One fundamental key builds healthy marriages
By Ms. Brittany Claire Jacks
MSU Extension Service
STARKVILLE, Miss. -- The foundation of a healthy marriage rests on the solid ground of communication.
Karen Benson, an agent of the Mississippi State University Extension Service in Neshoba County who conducts family life programs, said couples are able to grow closer emotionally when they open up about their hopes and needs.
“Conflict is inevitable, but marriage does not have to be a struggle,” she said. “We learn to negotiate and learn more about ourselves when we work out solutions to conflicts.”
Marriages thrive when partners show appreciation for each other, Benson said.
“The best way to show your spouse appreciation is to learn what truly makes him or her feel appreciated,” she said. “Words of affirmation, kind gestures, gifts and quality time are just some of the ways to show appreciation to your partner.”
Benson said good communication becomes not only what is said, but also how it is said.
“Communicating how much you value your partner validates that the relationship is important and needed,” she said. “Providing any and all information helps your spouse understand issues, builds trust and shows respect.
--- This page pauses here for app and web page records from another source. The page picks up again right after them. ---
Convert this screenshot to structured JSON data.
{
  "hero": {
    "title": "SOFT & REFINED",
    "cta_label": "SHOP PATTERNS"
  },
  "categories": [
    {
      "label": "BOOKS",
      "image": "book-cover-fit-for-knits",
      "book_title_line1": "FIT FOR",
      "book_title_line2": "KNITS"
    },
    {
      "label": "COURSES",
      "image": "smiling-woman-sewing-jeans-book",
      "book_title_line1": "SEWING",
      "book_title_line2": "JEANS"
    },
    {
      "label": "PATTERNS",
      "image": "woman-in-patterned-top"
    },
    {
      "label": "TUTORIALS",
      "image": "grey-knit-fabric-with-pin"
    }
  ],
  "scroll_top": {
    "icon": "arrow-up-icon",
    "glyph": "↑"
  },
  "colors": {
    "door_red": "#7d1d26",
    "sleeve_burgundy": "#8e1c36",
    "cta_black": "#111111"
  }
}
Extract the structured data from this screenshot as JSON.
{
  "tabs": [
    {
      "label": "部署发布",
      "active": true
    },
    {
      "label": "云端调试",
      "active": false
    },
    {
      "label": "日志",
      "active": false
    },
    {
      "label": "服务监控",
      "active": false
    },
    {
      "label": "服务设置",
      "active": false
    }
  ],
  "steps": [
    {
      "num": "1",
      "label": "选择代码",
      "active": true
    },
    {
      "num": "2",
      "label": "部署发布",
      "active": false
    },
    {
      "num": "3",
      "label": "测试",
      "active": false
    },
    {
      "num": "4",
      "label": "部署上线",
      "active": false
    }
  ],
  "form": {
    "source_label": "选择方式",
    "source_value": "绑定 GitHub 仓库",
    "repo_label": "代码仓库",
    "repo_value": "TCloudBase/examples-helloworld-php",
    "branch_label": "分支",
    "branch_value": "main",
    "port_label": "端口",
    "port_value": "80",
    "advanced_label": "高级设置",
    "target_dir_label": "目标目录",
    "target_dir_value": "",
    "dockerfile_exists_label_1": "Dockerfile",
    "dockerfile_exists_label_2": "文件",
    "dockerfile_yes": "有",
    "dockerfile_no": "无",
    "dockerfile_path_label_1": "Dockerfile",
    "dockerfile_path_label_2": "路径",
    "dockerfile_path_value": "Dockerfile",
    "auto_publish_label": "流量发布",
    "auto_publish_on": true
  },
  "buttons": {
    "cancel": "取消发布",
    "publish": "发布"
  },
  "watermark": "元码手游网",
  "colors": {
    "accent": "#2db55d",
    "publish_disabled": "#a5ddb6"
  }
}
Husbands and wives are more likely to listen to compliments than criticism, so as you speak more favorably about your partner with your partner, you improve communication.”
Katrina Akande, an assistant professor in the MSU School of Human Sciences, provides family and child development support to the MSU Extension Service programs. She said being open and honest about spending habits is an important part of good communication.
“Keep track of where your money is going,” she said. “Be sure to watch your spending habits. As much as possible, stick to your budget.”
Couples also must learn not to “sweat the small stuff” when it comes to having a healthy marriage, Akande said.
“Never go to bed angry. Sometimes you have to agree to disagree,” she said. “Doing small gestures for your partner is important. Leave love notes in your spouse’s purse or wallet. Let your partner know how special he or she is.”
Social media can play a role in the breaking down of some relationships, but it does not have to, Akande said. If a person’s past experiences contribute to trust issues, couples may want to share social media accounts.
“This action will decrease the likelihood of certain behaviors or skepticism,” she said. “Always be honest, trustworthy and respectful. Trust in a relationship is very important. Create certain times where you are cut off from social media, and just have time to connect as a couple without any distractions.”
Akande said support from a spouse is important to grow as a person and as a couple, but sometimes alone time is necessary.
“Be sure to do fun things with your friends because you will always need your own time,” she said. “Do something by yourself that you enjoy doing. Be respectful of your spouse’s alone time as well.”